Another One Bites the Dust: Why Are Teen-Focused Stores Failing?
I remember shopping at La Senza Girl as a precocious tween and thinking, ‘I can’t wait until I’m older so I can upgrade to La Senza!’ And although I’d only ever walked by the store and didn’t have any intention of updating my underwear drawer to include less printed cotton and more lace and silk, all I knew was that La Senza was a place where ‘grown-ups shopped’ and shopping there would mean I was a grown-up too. You know what they say: youth is wasted on the young. And like many tweens and teens before (and after) me, I just couldn’t wait to be older.
Today, I can’t help but notice that most of the shops I visited back then no longer exist. The ones that still do – Garage, Sirens, and Stitches to name a few – have seemingly grown up along with me, updating their looks and assortments every few years, and earning themselves at least a semi-regular spot on my roster of favorite shops even over a decade later.
If those shops could make it, why can’t their peers? Why are some teen retailers slowly dying off while others remain better than ever?

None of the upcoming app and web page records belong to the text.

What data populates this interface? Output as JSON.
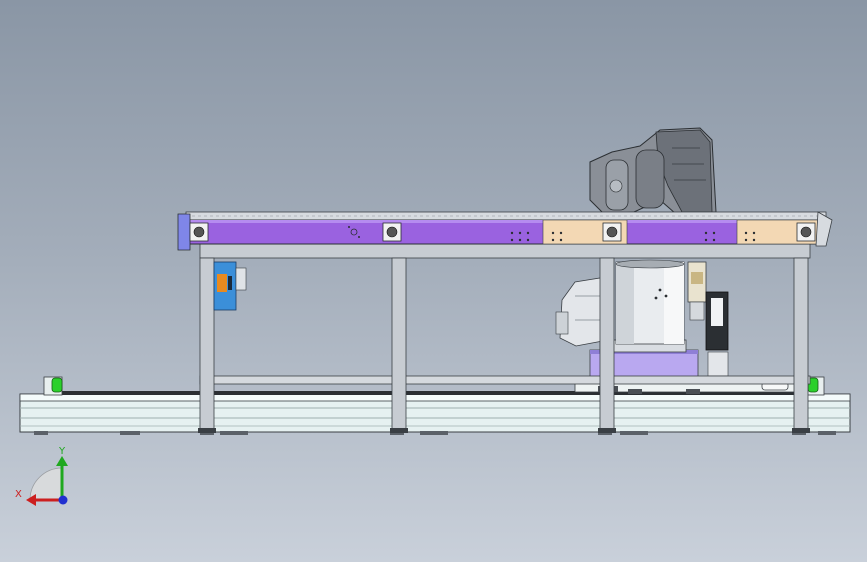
{
  "viewport": {
    "background_top": "#8a96a5",
    "background_bottom": "#c9d0da"
  },
  "model": {
    "conveyor_color": "#9a62e0",
    "guard_plate_color": "#f3d8b4",
    "frame_color": "#c7ccd2",
    "base_color": "#e6f1f1",
    "robot_color": "#8a8f97",
    "bumper_color": "#2bd02b"
  },
  "triad": {
    "x_label": "X",
    "y_label": "Y",
    "x_color": "#cc1f1f",
    "y_color": "#1fa81f",
    "z_color": "#2030d0"
  }
}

The end of an era
In 2015, Wet Seal filed for bankruptcy and closed two-thirds of its stores. Now, the struggling teen retailer will be shutting down all 171 of its remaining stores, including its California-based headquarters. In a letter to headquarter employees, Vice President Michelle Stocker wrote, “Unfortunately, the company was unable to obtain the necessary capital or identify a strategic partner, and was recently informed that it will receive no further financing for its operations.”
Earlier this year, Aéropostale also filed for Chapter 11 bankruptcy and announced they would be closing around 20 percent of their North American stores. Since then, the teen retailer closed 120 of them – significantly more than originally planned. Aéropostale also shut down 125 of its P.S. by Aéropostale children’s stores.

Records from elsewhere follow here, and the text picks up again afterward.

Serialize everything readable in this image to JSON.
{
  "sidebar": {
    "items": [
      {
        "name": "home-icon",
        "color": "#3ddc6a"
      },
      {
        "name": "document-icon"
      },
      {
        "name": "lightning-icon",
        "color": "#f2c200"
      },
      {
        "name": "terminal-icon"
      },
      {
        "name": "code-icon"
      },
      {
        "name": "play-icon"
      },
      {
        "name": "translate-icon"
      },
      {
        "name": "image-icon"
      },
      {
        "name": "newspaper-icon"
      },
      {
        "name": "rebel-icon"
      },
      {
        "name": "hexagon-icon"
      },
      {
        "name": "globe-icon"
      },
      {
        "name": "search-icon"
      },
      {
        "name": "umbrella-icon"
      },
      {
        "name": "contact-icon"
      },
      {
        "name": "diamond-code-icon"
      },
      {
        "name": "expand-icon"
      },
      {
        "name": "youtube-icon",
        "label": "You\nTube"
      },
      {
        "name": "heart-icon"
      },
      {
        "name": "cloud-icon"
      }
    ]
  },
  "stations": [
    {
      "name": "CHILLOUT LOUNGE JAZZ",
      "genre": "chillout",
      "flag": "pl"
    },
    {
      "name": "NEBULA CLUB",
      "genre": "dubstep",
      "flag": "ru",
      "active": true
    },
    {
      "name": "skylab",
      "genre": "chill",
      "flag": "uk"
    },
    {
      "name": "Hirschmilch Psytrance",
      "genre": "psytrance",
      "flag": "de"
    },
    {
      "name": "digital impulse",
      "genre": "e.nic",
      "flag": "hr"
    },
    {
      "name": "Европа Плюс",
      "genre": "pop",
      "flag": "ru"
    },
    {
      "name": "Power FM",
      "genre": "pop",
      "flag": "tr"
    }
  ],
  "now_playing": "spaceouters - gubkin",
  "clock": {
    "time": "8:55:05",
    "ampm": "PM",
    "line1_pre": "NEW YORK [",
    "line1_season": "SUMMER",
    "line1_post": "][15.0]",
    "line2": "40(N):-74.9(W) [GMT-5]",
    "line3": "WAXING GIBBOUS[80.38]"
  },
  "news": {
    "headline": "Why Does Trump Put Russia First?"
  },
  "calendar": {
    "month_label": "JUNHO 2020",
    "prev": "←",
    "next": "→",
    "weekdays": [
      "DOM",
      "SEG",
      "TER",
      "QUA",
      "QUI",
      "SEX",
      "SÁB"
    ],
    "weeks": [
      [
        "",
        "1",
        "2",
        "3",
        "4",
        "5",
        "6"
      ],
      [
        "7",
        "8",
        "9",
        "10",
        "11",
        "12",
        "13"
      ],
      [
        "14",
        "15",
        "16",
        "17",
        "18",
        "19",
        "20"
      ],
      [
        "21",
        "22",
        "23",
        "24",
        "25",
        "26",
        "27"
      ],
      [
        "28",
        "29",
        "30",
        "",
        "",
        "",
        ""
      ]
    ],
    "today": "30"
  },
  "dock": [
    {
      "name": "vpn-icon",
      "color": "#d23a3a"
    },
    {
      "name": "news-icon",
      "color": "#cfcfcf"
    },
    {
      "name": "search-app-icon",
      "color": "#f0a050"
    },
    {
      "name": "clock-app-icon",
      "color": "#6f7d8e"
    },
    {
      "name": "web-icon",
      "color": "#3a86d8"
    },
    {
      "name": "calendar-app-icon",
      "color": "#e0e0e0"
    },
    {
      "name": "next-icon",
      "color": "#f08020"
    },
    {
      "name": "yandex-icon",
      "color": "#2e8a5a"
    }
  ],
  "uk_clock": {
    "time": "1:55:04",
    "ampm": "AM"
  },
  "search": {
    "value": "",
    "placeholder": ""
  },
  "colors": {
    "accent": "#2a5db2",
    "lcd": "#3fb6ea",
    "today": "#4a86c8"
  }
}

What needs to change
If you’re thinking teen retailers are going out of style, you’re probably right. But why are these companies – many of which used to be the end all and be all of teen fashion – failing so spectacularly?
For one, they just can’t seem to keep up with fast fashion, both off and online. Think about it: as a teen, all you wanted to be was an adult. Stores like H&M and Forever21 don’t put such a heavy focus on marketing towards teens (but rather, “young adults”) which seems to make them all the more appealing. Furthermore, fast fashion companies are continuously updating their assortments to reflect current trends – something these perpetually-connected digital natives can respect and relate to.
How many times have you thought to yourself, “kids today are growing up way too fast”? In my mid-twenties now, I see very little difference between what I wear and what I see kids 10 years my junior wearing. Stores like Zara (more specifically its TRF line), Missguided, Charlotte Russe, and hugely popular e-tailers like Fashion Nova all carry a range of styles that are easily suitable for consumers aged 16 to 30.
Also responsible for this shift is the increase of Gen Z influencers. Can you imagine Kylie Jenner shopping at Wet Seal, let alone collaborating with them? Fashion Nova, however, has a dedicated “Kylie” collection based on the 19-year-old’s personal style.
In fact, when looking at more successful teen retailers, working with Gen Z influencers seems to be a common theme. American Eagle, one of the few teen retailers that has been able to withstand the test of time, has a very modern approach to marketing towards this demographic. Their underwear line, Aerie, boasts a body positive mission, with extended sizes ranging from XXS to XXL. They’ve also partnered up with the All Woman Project for a diverse and un-retouched advertising campaign. As for their main line, American Eagle recently teamed up with several Gen Z faces for their #WeAllCan campaign.
“So many brands market to this customer in a canned, pre-packaged way. It’s so inauthentic,” says Trey Laird, chief executive of the agency Laird+Partners, which developed the campaign in partnership with American Eagle. “We were trying to let these kids just be who they are. There’s this whole inclusive sort of vibe.”
Indeed, if teen retailers (and brands) want any hope for survival, they may just have to grow up – or, at the very least, treat their consumer like they have.
Follow her at @D_isforDayana